It’s never easy breaking up with generous drug dealers. When they have in their possession a comfy luxury jet you’re growing increasingly attached to, and when they’re committed to asking that lots of people give you lots of money, it’s pretty close to impossible. So it’s reasonable that Fred Thompson took to Meet the Press yesterday to explain that he won’t yet abandon his Tennessee Tony Montana, Philip Martin, a man now known to have a criminal rap sheet racked with weed, blow, trafficking, and book-making charges.
Still, Thompson may soon need to ask that Martin make some “I-don’t-want-to-jeopardize-the campaign” announcements on his own. Today come reports that Martin, the high-flying co-chairman of Thompson’s “First-Day Founders” fundraising faction, has a couple untidy liens and various other tax maladies lingering. Quickly, the boys-will-be-boys gambit Thompson’s employed will have to expand and include various Norman Hsu-like issues of crooked money men and the lawsuits they inspire.
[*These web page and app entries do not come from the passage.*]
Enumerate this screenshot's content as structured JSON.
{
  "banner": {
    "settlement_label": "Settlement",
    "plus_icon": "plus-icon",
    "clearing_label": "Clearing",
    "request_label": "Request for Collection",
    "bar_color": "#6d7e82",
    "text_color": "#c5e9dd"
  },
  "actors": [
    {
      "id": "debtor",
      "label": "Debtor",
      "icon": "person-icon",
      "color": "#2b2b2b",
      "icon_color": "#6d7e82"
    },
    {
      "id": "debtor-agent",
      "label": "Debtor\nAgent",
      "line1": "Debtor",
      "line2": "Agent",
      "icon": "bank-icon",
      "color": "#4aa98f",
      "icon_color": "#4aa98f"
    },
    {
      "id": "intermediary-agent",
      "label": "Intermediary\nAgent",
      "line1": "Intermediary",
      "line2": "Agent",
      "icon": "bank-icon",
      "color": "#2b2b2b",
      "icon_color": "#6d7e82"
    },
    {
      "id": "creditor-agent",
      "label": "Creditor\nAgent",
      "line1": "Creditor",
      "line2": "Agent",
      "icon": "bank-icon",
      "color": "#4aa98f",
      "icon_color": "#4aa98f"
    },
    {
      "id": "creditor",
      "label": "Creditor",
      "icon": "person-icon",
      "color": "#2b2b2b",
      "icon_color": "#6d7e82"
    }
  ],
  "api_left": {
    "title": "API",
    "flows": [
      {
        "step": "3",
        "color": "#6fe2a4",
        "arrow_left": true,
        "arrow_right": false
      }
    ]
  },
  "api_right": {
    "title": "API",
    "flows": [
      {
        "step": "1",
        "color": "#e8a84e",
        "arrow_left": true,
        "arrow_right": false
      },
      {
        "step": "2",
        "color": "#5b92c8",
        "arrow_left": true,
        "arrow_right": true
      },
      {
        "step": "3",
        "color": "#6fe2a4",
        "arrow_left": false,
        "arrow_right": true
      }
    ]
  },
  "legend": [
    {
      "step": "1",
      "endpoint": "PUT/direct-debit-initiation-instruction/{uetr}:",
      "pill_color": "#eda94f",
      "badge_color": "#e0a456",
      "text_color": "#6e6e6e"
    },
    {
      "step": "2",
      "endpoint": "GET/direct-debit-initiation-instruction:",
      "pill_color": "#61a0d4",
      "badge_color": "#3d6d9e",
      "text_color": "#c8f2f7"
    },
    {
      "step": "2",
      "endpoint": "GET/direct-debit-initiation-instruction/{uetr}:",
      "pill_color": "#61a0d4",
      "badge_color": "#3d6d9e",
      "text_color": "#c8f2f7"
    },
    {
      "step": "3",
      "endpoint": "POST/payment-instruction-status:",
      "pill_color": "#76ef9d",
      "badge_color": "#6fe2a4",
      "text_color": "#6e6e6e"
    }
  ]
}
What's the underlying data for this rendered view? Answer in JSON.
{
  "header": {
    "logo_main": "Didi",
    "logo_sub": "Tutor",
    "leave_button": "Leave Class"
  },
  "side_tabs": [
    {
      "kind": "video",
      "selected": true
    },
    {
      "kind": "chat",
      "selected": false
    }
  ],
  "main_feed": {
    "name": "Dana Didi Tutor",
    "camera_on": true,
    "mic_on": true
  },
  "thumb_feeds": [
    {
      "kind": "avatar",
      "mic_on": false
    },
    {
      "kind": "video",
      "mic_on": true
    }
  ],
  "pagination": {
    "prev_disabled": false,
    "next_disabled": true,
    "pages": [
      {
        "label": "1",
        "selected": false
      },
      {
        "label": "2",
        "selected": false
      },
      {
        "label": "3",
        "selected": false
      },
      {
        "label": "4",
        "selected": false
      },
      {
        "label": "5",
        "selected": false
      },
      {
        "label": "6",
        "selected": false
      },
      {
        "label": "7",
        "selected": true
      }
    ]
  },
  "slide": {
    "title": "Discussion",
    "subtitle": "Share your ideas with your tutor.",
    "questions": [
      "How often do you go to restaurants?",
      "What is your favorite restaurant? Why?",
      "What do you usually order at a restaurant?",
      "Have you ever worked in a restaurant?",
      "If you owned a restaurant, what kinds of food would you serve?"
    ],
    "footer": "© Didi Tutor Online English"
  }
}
Martin’s lawyer, though, sounds a notably optimistic note: He tells the Washington Post that, “for a man engaged in 1,000 transactions a year, he doesn’t have near the amount of litigation that some of my clients do.”